The draconian COVID-19 vaccine mandates that burdened New York state health care workers will disappear this fall after a protracted legal challenge against the state Department of Health. Fired workers, however, will not get their jobs back.
In a Wednesday statement, officials declared that the “changing landscape” of the pandemic and different vaccine recommendations led to the repeal. Starting in September, workers will no longer be required to receive the controversial jab.
The state action headed off what many expected to be the courts deciding that New York does not have the authority to enact such a sweeping mandate.
At the same time authorities made the new announcement, they were asking a Rochester appellate judge to dismiss a suit challenging the requirement. Approximately one million New Yorkers were required to get the vaccine.
BREAKING — NY State is Reportedly Planning to Repeal the COVID Vaccine Mandate for Health Care Workers
“New York health officials announced plans to repeal the state's COVID-19 vaccine mandate for health care workers just minutes before an appeals court was to hear oral… pic.twitter.com/RnQibrGfeo
— Chief Nerd (@TheChiefNerd) May 24, 2023
A staggering 34,000 are estimated to have lost their jobs for refusing to submit.
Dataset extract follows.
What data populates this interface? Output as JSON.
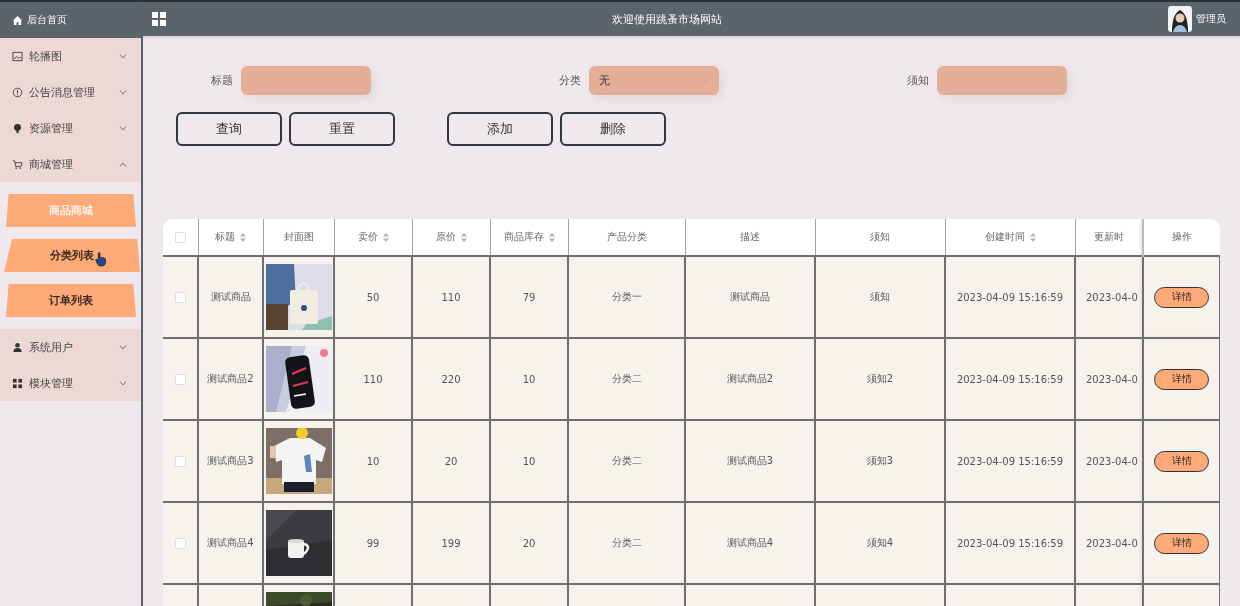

A suit was filed by Medical Professions for Informed Consent, and in January a state Supreme Court judge tossed the regulation.
State officials filed an appeal of that decision, though the COVID-19 vaccine mandate has not been actively enforced since then. However, the rule will still be on paper due to administrative delays until at least September.
Despite a dire shortage of healthcare workers and January’s key ruling, Democratic New York Gov. Kathy Hochul indicated that the unvaccinated former employees may not return to their positions.
Hochul, however, doubled down on her stubborn resistance. “It’s a problem, but I don’t think the answer is to have someone who comes in who is sick, be exposed to someone who can give them coronavirus, give them COVID-19.”
When pressed, Hochul claimed she “cannot put people in harm’s way” when they need medical assistance by having them cared for by someone who is unvaccinated. That stand apparently has not changed even with the pending expiration of the vaccination requirement.
So many on the left are not ready to give up the power afforded by the pandemic response.
The regulation’s repeal is still being considered for approval by the Public Health and Health Planning Council. Officials note there will be no new enforcement on the rule that is still technically on the books.
The Health Department added that medical facilities should continue their own internal policies concerning COVID-19 vaccinations.